The Sense Of Touch Also Occurs
In The Brain
If our fingertips are given a stimulus in a different manner, we can sense entirely different feelings. Today this can be done by mechanical simulators. With the help of a special glove, a person can feel the sensation of stroking a cat, shaking hands with someone, washing his hands, or touching a hard material, even though none of these things may be present.
The sense of touch is one of the factors which prevents people from being convinced of the aforementioned truth that the senses of sight, hearing and taste occur within the brain. For example, if you told someone that he sees a book within his brain, he would, if he didn't think carefully, reply "I can't be seeing the book in my brain—look, I'm touching it with my hand". Or, if we said "we cannot know whether the original of this book exists as a material object outside or not", again the same superficially minded person might answer "no, look, I'm holding it with my hand and I feel the hardness of it—that isn't a perception but an existence which has material reality".

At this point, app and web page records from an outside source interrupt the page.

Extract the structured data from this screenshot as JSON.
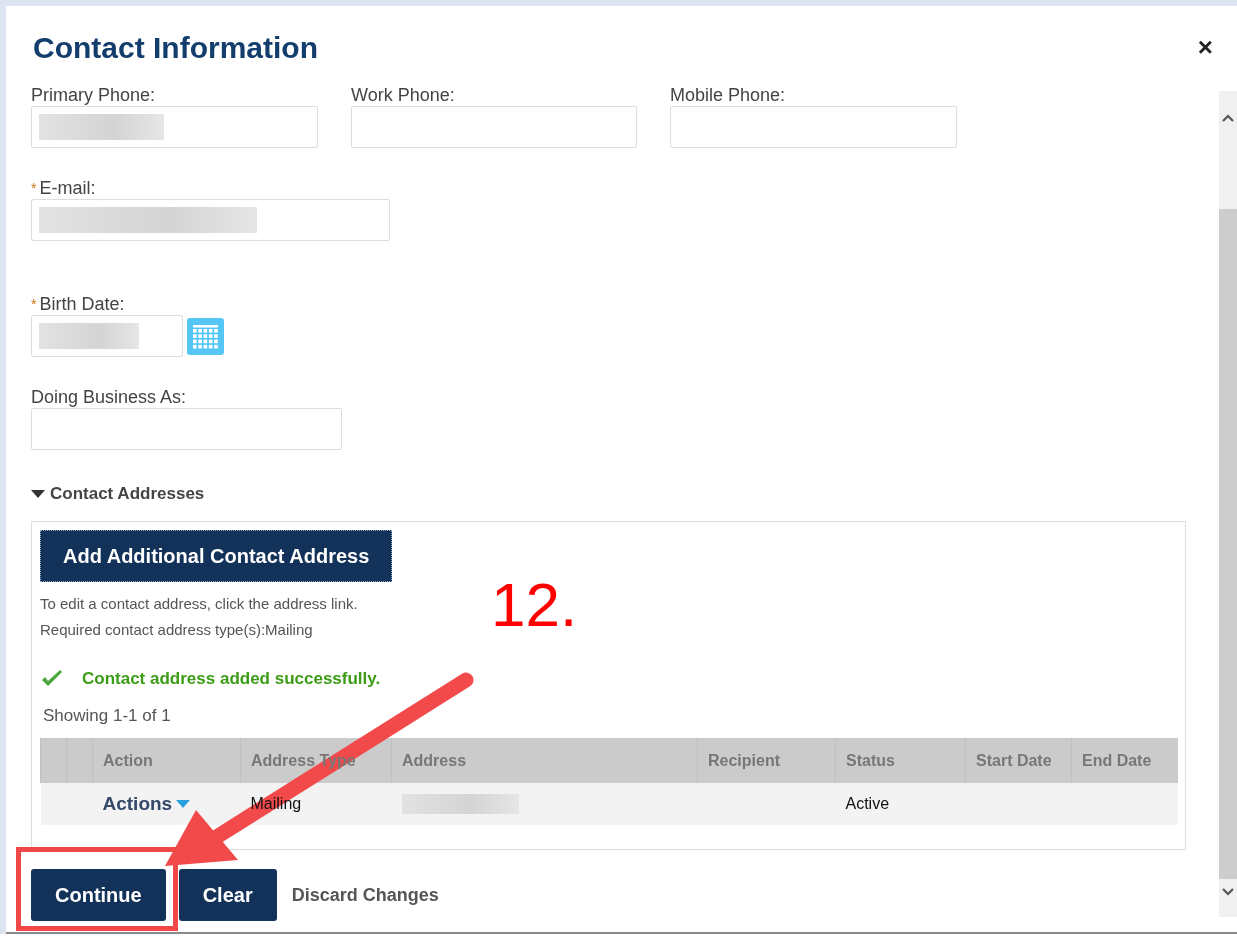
{
  "dialog": {
    "title": "Contact Information",
    "close": "×"
  },
  "field_rows": [
    [
      {
        "label": "Primary Phone:",
        "required": false,
        "redacted": true,
        "kind": "text"
      },
      {
        "label": "Work Phone:",
        "required": false,
        "redacted": false,
        "kind": "text"
      },
      {
        "label": "Mobile Phone:",
        "required": false,
        "redacted": false,
        "kind": "text"
      }
    ],
    [
      {
        "label": "E-mail:",
        "required": true,
        "redacted": true,
        "kind": "text"
      }
    ],
    [
      {
        "label": "Birth Date:",
        "required": true,
        "redacted": true,
        "kind": "date"
      }
    ],
    [
      {
        "label": "Doing Business As:",
        "required": false,
        "redacted": false,
        "kind": "text"
      }
    ]
  ],
  "required_mark": "*",
  "addresses": {
    "title": "Contact Addresses",
    "expanded": true,
    "add_button": "Add Additional Contact Address",
    "help_lines": [
      "To edit a contact address, click the address link.",
      "Required contact address type(s):Mailing"
    ],
    "success_message": "Contact address added successfully.",
    "showing": "Showing 1-1 of 1",
    "table": {
      "columns": [
        {
          "text": "Action"
        },
        {
          "text": "Address Type"
        },
        {
          "text": "Address"
        },
        {
          "text": "Recipient"
        },
        {
          "text": "Status"
        },
        {
          "text": "Start Date"
        },
        {
          "text": "End Date"
        }
      ],
      "rows": [
        {
          "cells": [
            {
              "kind": "menu",
              "text": "Actions"
            },
            {
              "kind": "text",
              "text": "Mailing"
            },
            {
              "kind": "redacted"
            },
            {
              "kind": "empty"
            },
            {
              "kind": "text",
              "text": "Active"
            },
            {
              "kind": "empty"
            },
            {
              "kind": "empty"
            }
          ]
        }
      ]
    }
  },
  "buttons": [
    {
      "label": "Continue",
      "kind": "primary",
      "highlighted": true
    },
    {
      "label": "Clear",
      "kind": "primary",
      "highlighted": false
    },
    {
      "label": "Discard Changes",
      "kind": "link",
      "highlighted": false
    }
  ],
  "annotation": {
    "step_label": "12.",
    "arrow": true
  }
}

However, there is a fact that such people cannot understand, or perhaps just ignore. The sense of touch also occurs in the brain as much as do all the other senses. That is to say, when you touch a material object, you sense whether it is hard, soft, wet, sticky or silky in the brain. The effects that come from your fingertips are transmitted to the brain as an electrical signal and these signals are perceived in the brain as the sense of touch. For instance, if you touch a rough surface, you can never know whether the surface is, in reality, indeed a rough surface, or how a rough surface actually feels. That is because you can never touch the original of a rough surface. The knowledge that you have about touching a surface is your brain's interpretation of certain stimuli. This important truth, which needs careful consideration, is expressed by twentieth century philosopher Bertrand Russell:
As to the sense of touch when we press the table with our fingers, that is an electric disturbance on the electrons and protons of our fingertips, produced, according to modern physics, by the proximity of the electrons and protons in the table. If the same disturbance in our finger-tips arose in any other way, we should have the sensations, in spite of there being no table.4
The point that Russell makes here is extremely important. In fact, if our fingertips are given a stimulus in a different manner, we can sense entirely different feelings. Today this can be done by mechanical simulators. With the help of a special glove, a person can feel the sensation of stroking a cat, shaking hands with someone, washing his hands, or touching a hard material, even though none of these things may be present. In reality, of course, none of these sensations represent occurrences in the real world. This is further evidence that all the sensations felt by a human being are formed within the mind.
When you touch a material object, you sense whether it is hard, soft, wet, sticky or silky in the brain. The effects that come from your fingertips are transmitted to the brain as an electrical signal and these signals are perceived in the brain as the sense of touch.